Smith was specifically asked if he believed Amazon could become a competitor to FedEx in making such deliveries.
“There are two enormous transportation networks that are built around moving light packages and freight. They are FedEx and UPS,” Smith said. “The size and scale of these operations are so big that it’s almost amusing, some of the comments about delivering items by drones.”
He referred to FedEx Chief Information Officer Rob Carter as the company’s expert on drones.
“He actually owns a drone and he reported that it can operate about eight minutes and carry four Budweiser beers,” Smith said. “We’ve got a lot of studies underway in that area ourselves. But at the end of the day, the inner-city transportation networks of FedEx and UPS, and to a lesser extent the Postal Service, which is designed around delivering very lightweight items – all you have to do is look in your neighborhood with the small jeeps that drive down the road.”
Smith believes those inner-city networks are the future for home delivery of lightweight e-commerce items “as far as the eye can see.”
“The whole issue about e-commerce at the end of the day is that it’s very expensive to deliver things to residences.

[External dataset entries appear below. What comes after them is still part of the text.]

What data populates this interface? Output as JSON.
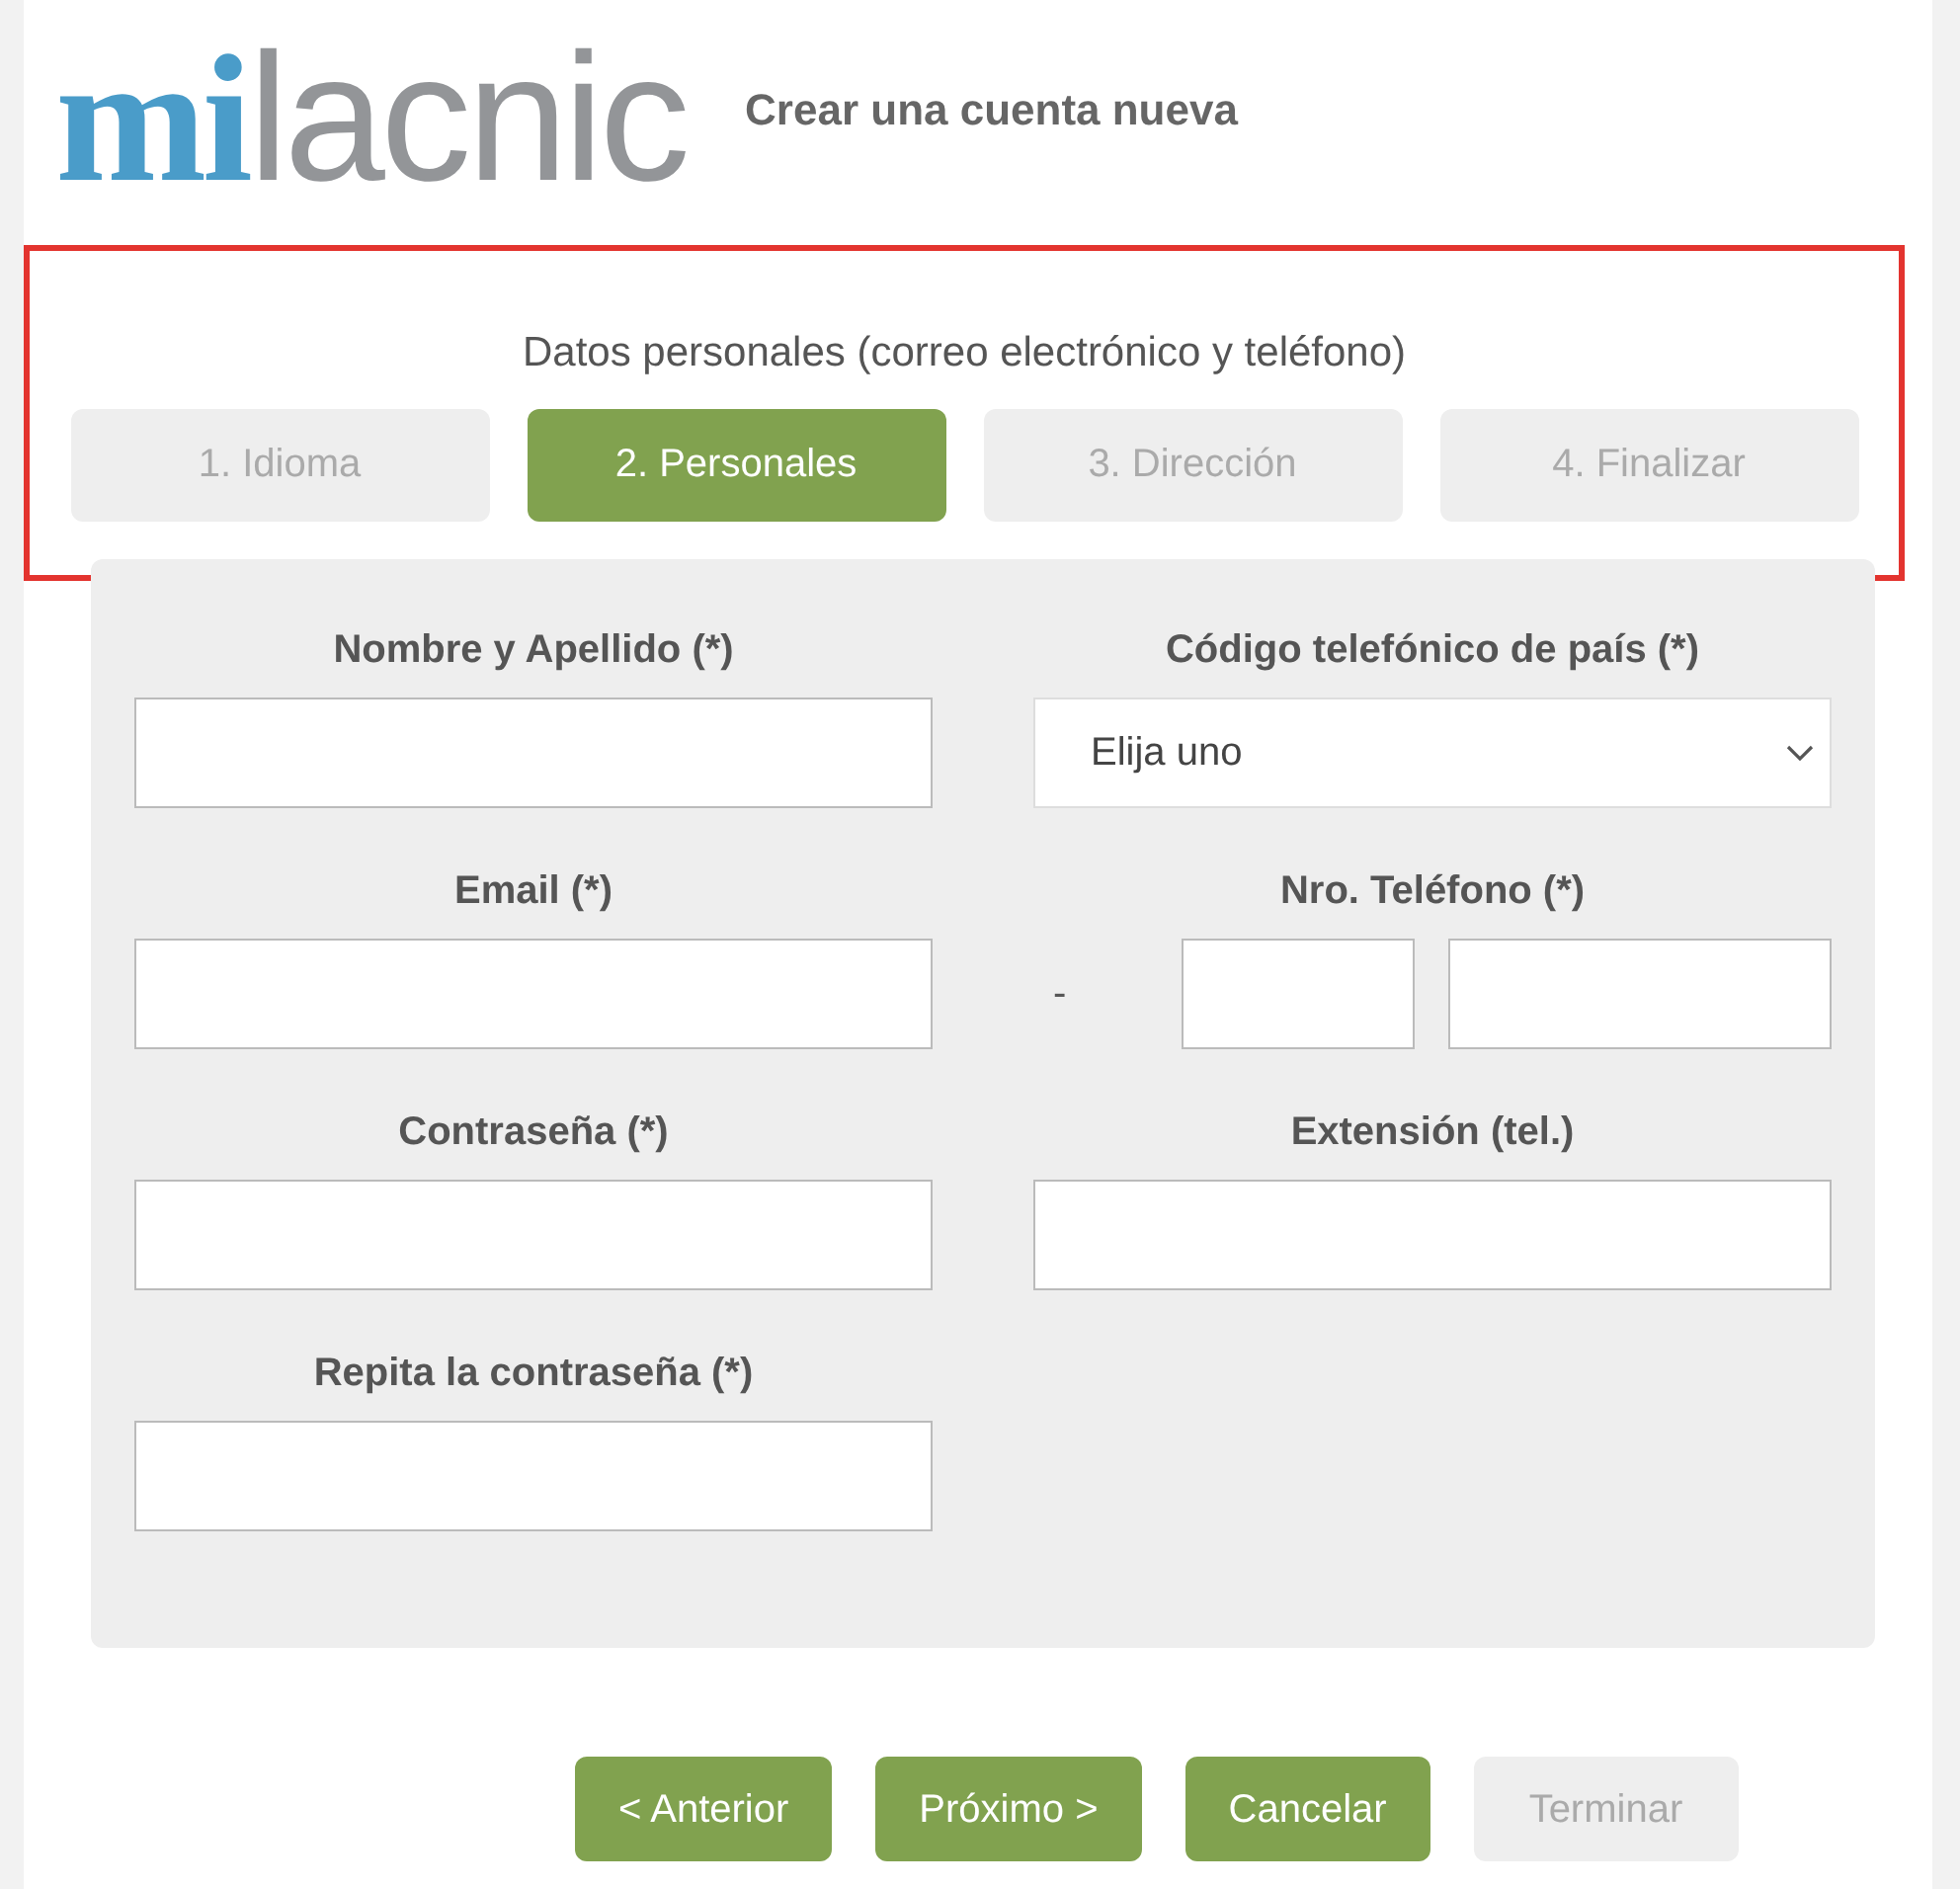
{
  "logo": {
    "part_1": "mi",
    "part_2": "lacnic"
  },
  "page_title": "Crear una cuenta nueva",
  "section_title": "Datos personales (correo electrónico y teléfono)",
  "steps": [
    {
      "label": "1. Idioma",
      "selected": false
    },
    {
      "label": "2. Personales",
      "selected": true
    },
    {
      "label": "3. Dirección",
      "selected": false
    },
    {
      "label": "4. Finalizar",
      "selected": false
    }
  ],
  "left_fields": [
    {
      "kind": "text",
      "label": "Nombre y Apellido (*)"
    },
    {
      "kind": "text",
      "label": "Email (*)"
    },
    {
      "kind": "text",
      "label": "Contraseña (*)"
    },
    {
      "kind": "text",
      "label": "Repita la contraseña (*)"
    }
  ],
  "right_fields": [
    {
      "kind": "select",
      "label": "Código telefónico de país (*)",
      "value": "Elija uno"
    },
    {
      "kind": "phone",
      "label": "Nro. Teléfono (*)",
      "separator": "-"
    },
    {
      "kind": "text",
      "label": "Extensión (tel.)"
    }
  ],
  "buttons": [
    {
      "label": "< Anterior",
      "disabled": false
    },
    {
      "label": "Próximo >",
      "disabled": false
    },
    {
      "label": "Cancelar",
      "disabled": false
    },
    {
      "label": "Terminar",
      "disabled": true
    }
  ]
}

Not every residence gets a package every day,” Smith said. “And it’s quite unlikely that every residence will start getting an item every day.”
This holiday season, what some FedEx executives call “cyber week,” coincides with FedEx’s busiest shipping week of the year, which will also be the case in the 2014 holiday shipping season.
Normally the week of peak e-commerce shipments is in November, not December.
“This year, we had to do some unprecedented things to prepare,” FedEx Ground president Henry Maier said, referring to network expansion costs that were not just for the peak but also serves to build base capacity FedEx sees coming from e-commerce year round.
But Mike Glenn, FedEx executive vice president of market development and corporate communications, said it is important to keep the growth in perspective.
“It will be 2017 before online sales represent a total of 10 percent of all revenue,” he said. “We are still at the tip of the iceberg on e-commerce and its potential.”